A little while back we were settled around a campfire at an archery event chatting with friends about our next trips away. Over the years, we’d all had our own experiences under the stars, so I was a bit surprised when our camp buddies commented that they’d love to come ‘adventuring with us’. It struck me that we each had very different perspectives on what it means to get out into the great outdoors.
For me, trips to outback Australia formed the backbone of travel itineraries in my youth. These trips generally involved covering lots of distance over a relatively short period of time, and lots of overnight camping in places where other people were few and far between.
When my husband was growing up, recreational travel entailed members of his geographically dispersed family converging at a remote property somewhere where they’d set up camp, live off the land hunting, and spend time reconnecting.
These travel habits, which we formed in our youth, helped to define how we prefer to travel today as adults. So we’re comfortable clocking-up big distances in remote and regional Australia, isolated from population centres. And we’re also happy to stop for three to four days with friends and family to chill out among fellow campers.
For our campfire friends, however, camping looked a lot different to them. It was something that happened close to home, at one of a small handful of locations, and usually in a large family group among a community of other campers. It wasn’t that they didn’t like the idea of going to new destinations and travelling further afield, they just didn’t know where to start. And they were happy to acknowledge that the uncertainty about how to plan a trip, and what might happen along the way, hindered their ability to break the routine. Tagging along with us promised the safety, security and stability that would make a different type of camping experience seem a bit more manageable.
I have to say that, before that night around the campfire, it wouldn’t have occurred to me to describe our family road trips as ‘adventuring’. When we set out on the highways and byways of this great country, we’re supported by modern communications equipment, well maintained rigs, first aid kits, contingency supplies and a trained bushcraft and survival expert (my husband). We travel on well-surveyed roads; we know their quality before we start; we check meteorological conditions to reduce our chances of being caught out and stranded; we know how to reduce the risks from stinging plants and biting animals; and we tell people where we’re going.
Looked at in this context, a journey of a several thousand kilometres into remote Australia looks like a ‘walk in the park’ when compared to, for example, the experiences of our pioneering forebears. Consider, for instance, the adventurous spirit displayed by 21-year-old Matthew Flinders when, in October 1795, he set off from Sydney Cove, with George Bass and a 14-year-old boy, in an eight-foot long boat to begin his first detailed coastal survey of the newly established colony. His tiny vessel was little bigger than a bathtub!
It wasn’t made for open waters and neither Flinders nor his novice crew had any idea what they would encounter. Yet, they succeeded in their endeavour. Moreover, this first taste of adventure gave the young navigator the confidence to do more. And do more he did, culminating in the first circumnavigation of the entire continent in 1801.
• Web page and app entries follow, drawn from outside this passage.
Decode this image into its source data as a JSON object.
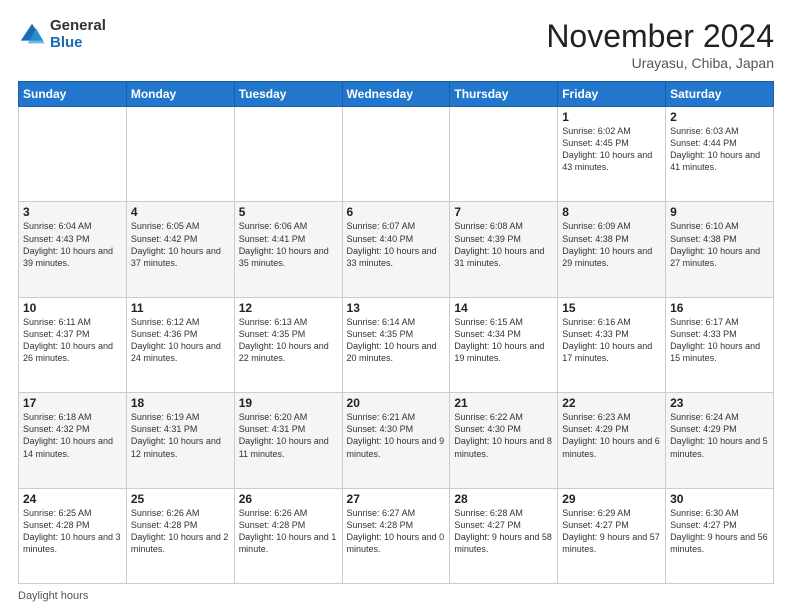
{
  "logo": {
    "general": "General",
    "blue": "Blue"
  },
  "header": {
    "month_title": "November 2024",
    "location": "Urayasu, Chiba, Japan"
  },
  "weekdays": [
    "Sunday",
    "Monday",
    "Tuesday",
    "Wednesday",
    "Thursday",
    "Friday",
    "Saturday"
  ],
  "weeks": [
    [
      {
        "day": "",
        "info": ""
      },
      {
        "day": "",
        "info": ""
      },
      {
        "day": "",
        "info": ""
      },
      {
        "day": "",
        "info": ""
      },
      {
        "day": "",
        "info": ""
      },
      {
        "day": "1",
        "info": "Sunrise: 6:02 AM\nSunset: 4:45 PM\nDaylight: 10 hours and 43 minutes."
      },
      {
        "day": "2",
        "info": "Sunrise: 6:03 AM\nSunset: 4:44 PM\nDaylight: 10 hours and 41 minutes."
      }
    ],
    [
      {
        "day": "3",
        "info": "Sunrise: 6:04 AM\nSunset: 4:43 PM\nDaylight: 10 hours and 39 minutes."
      },
      {
        "day": "4",
        "info": "Sunrise: 6:05 AM\nSunset: 4:42 PM\nDaylight: 10 hours and 37 minutes."
      },
      {
        "day": "5",
        "info": "Sunrise: 6:06 AM\nSunset: 4:41 PM\nDaylight: 10 hours and 35 minutes."
      },
      {
        "day": "6",
        "info": "Sunrise: 6:07 AM\nSunset: 4:40 PM\nDaylight: 10 hours and 33 minutes."
      },
      {
        "day": "7",
        "info": "Sunrise: 6:08 AM\nSunset: 4:39 PM\nDaylight: 10 hours and 31 minutes."
      },
      {
        "day": "8",
        "info": "Sunrise: 6:09 AM\nSunset: 4:38 PM\nDaylight: 10 hours and 29 minutes."
      },
      {
        "day": "9",
        "info": "Sunrise: 6:10 AM\nSunset: 4:38 PM\nDaylight: 10 hours and 27 minutes."
      }
    ],
    [
      {
        "day": "10",
        "info": "Sunrise: 6:11 AM\nSunset: 4:37 PM\nDaylight: 10 hours and 26 minutes."
      },
      {
        "day": "11",
        "info": "Sunrise: 6:12 AM\nSunset: 4:36 PM\nDaylight: 10 hours and 24 minutes."
      },
      {
        "day": "12",
        "info": "Sunrise: 6:13 AM\nSunset: 4:35 PM\nDaylight: 10 hours and 22 minutes."
      },
      {
        "day": "13",
        "info": "Sunrise: 6:14 AM\nSunset: 4:35 PM\nDaylight: 10 hours and 20 minutes."
      },
      {
        "day": "14",
        "info": "Sunrise: 6:15 AM\nSunset: 4:34 PM\nDaylight: 10 hours and 19 minutes."
      },
      {
        "day": "15",
        "info": "Sunrise: 6:16 AM\nSunset: 4:33 PM\nDaylight: 10 hours and 17 minutes."
      },
      {
        "day": "16",
        "info": "Sunrise: 6:17 AM\nSunset: 4:33 PM\nDaylight: 10 hours and 15 minutes."
      }
    ],
    [
      {
        "day": "17",
        "info": "Sunrise: 6:18 AM\nSunset: 4:32 PM\nDaylight: 10 hours and 14 minutes."
      },
      {
        "day": "18",
        "info": "Sunrise: 6:19 AM\nSunset: 4:31 PM\nDaylight: 10 hours and 12 minutes."
      },
      {
        "day": "19",
        "info": "Sunrise: 6:20 AM\nSunset: 4:31 PM\nDaylight: 10 hours and 11 minutes."
      },
      {
        "day": "20",
        "info": "Sunrise: 6:21 AM\nSunset: 4:30 PM\nDaylight: 10 hours and 9 minutes."
      },
      {
        "day": "21",
        "info": "Sunrise: 6:22 AM\nSunset: 4:30 PM\nDaylight: 10 hours and 8 minutes."
      },
      {
        "day": "22",
        "info": "Sunrise: 6:23 AM\nSunset: 4:29 PM\nDaylight: 10 hours and 6 minutes."
      },
      {
        "day": "23",
        "info": "Sunrise: 6:24 AM\nSunset: 4:29 PM\nDaylight: 10 hours and 5 minutes."
      }
    ],
    [
      {
        "day": "24",
        "info": "Sunrise: 6:25 AM\nSunset: 4:28 PM\nDaylight: 10 hours and 3 minutes."
      },
      {
        "day": "25",
        "info": "Sunrise: 6:26 AM\nSunset: 4:28 PM\nDaylight: 10 hours and 2 minutes."
      },
      {
        "day": "26",
        "info": "Sunrise: 6:26 AM\nSunset: 4:28 PM\nDaylight: 10 hours and 1 minute."
      },
      {
        "day": "27",
        "info": "Sunrise: 6:27 AM\nSunset: 4:28 PM\nDaylight: 10 hours and 0 minutes."
      },
      {
        "day": "28",
        "info": "Sunrise: 6:28 AM\nSunset: 4:27 PM\nDaylight: 9 hours and 58 minutes."
      },
      {
        "day": "29",
        "info": "Sunrise: 6:29 AM\nSunset: 4:27 PM\nDaylight: 9 hours and 57 minutes."
      },
      {
        "day": "30",
        "info": "Sunrise: 6:30 AM\nSunset: 4:27 PM\nDaylight: 9 hours and 56 minutes."
      }
    ]
  ],
  "footer": {
    "label": "Daylight hours"
  }
}
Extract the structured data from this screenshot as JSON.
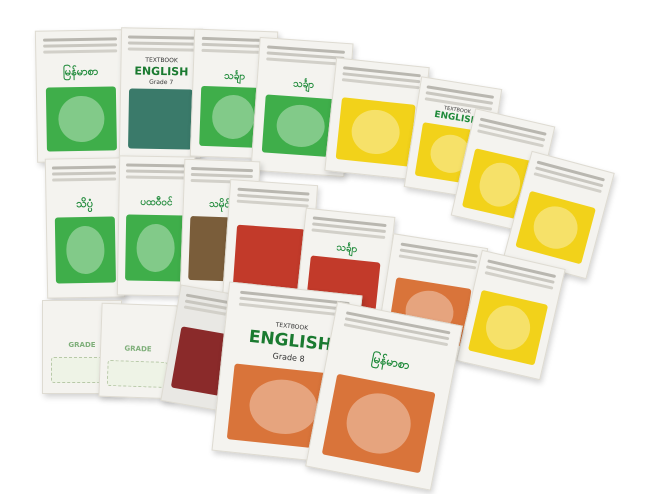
{
  "photo": {
    "description_colors": {
      "background": "#ffffff",
      "cover_green": "#3fae4a",
      "cover_yellow": "#f2d21a",
      "cover_orange": "#d9743a",
      "cover_red": "#c23a2a"
    },
    "books": [
      {
        "id": "b1",
        "title": "မြန်မာစာ",
        "subtitle": "",
        "style": "green"
      },
      {
        "id": "b2",
        "title": "ENGLISH",
        "subtitle": "Grade 7",
        "header": "TEXTBOOK",
        "style": "green"
      },
      {
        "id": "b3",
        "title": "သင်္ချာ",
        "subtitle": "",
        "style": "green"
      },
      {
        "id": "b4",
        "title": "သင်္ချာ",
        "subtitle": "",
        "style": "green"
      },
      {
        "id": "b5",
        "title": "",
        "subtitle": "",
        "style": "yellow"
      },
      {
        "id": "b6",
        "title": "ENGLISH",
        "subtitle": "",
        "header": "TEXTBOOK",
        "style": "yellow"
      },
      {
        "id": "b7",
        "title": "",
        "subtitle": "",
        "style": "yellow"
      },
      {
        "id": "b8",
        "title": "",
        "subtitle": "",
        "style": "yellow"
      },
      {
        "id": "b9",
        "title": "သိပ္ပံ",
        "subtitle": "",
        "style": "green"
      },
      {
        "id": "b10",
        "title": "ပထဝီဝင်",
        "subtitle": "",
        "style": "green"
      },
      {
        "id": "b11",
        "title": "သမိုင်း",
        "subtitle": "",
        "style": "green"
      },
      {
        "id": "b12",
        "title": "",
        "subtitle": "",
        "style": "orange"
      },
      {
        "id": "b13",
        "title": "သင်္ချာ",
        "subtitle": "",
        "style": "red"
      },
      {
        "id": "b14",
        "title": "",
        "subtitle": "",
        "style": "orange"
      },
      {
        "id": "b15",
        "title": "",
        "subtitle": "",
        "style": "yellow"
      },
      {
        "id": "b16",
        "title": "ENGLISH",
        "subtitle": "Grade 8",
        "header": "TEXTBOOK",
        "style": "orange"
      },
      {
        "id": "b17",
        "title": "မြန်မာစာ",
        "subtitle": "",
        "style": "orange"
      },
      {
        "id": "b18",
        "title": "GRADE",
        "subtitle": "",
        "style": "pale"
      },
      {
        "id": "b19",
        "title": "GRADE",
        "subtitle": "",
        "style": "pale"
      },
      {
        "id": "b20",
        "title": "",
        "subtitle": "",
        "style": "dkred"
      }
    ]
  }
}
There’s a famous Chinese proverb that states ‘a journey of a thousand miles starts with a single step’. But there’s also a principle in psychology that tells us that people are hard-wired to avoid uncertainty. While some people are more tolerant of it than others, it’s natural to worry, avoid and eliminate uncertainty where possible. There’s even a phobia to describe the persistent fear of the unknown. So it’s understandable why we might want to avoid it on a recreational trip. After all, holidays are supposed to be fun, right?
It’s any wonder sticking with routine can look like an attractive option.
It’s obvious that, when it comes to working out what’s an ‘adventure’ all depends on what you’re used to. A walk to the local park can be an adventure if you’ve never been there before and you don’t know what you’ll find when you get there. When it comes to overlanding, one way to break the routine may be to get out there with someone who’s done it before, whether it’s a competent family friend with a well-equipped rig, or a tag-along tour operator. They can help you develop a ‘new normal’ for your travel habits, gain confidence and, in so doing, expand your horizons.
However you choose to take things to the next level, one thing’s for sure. If you give yourself permission to start ‘adventuring’, chances are you’ll be glad you did.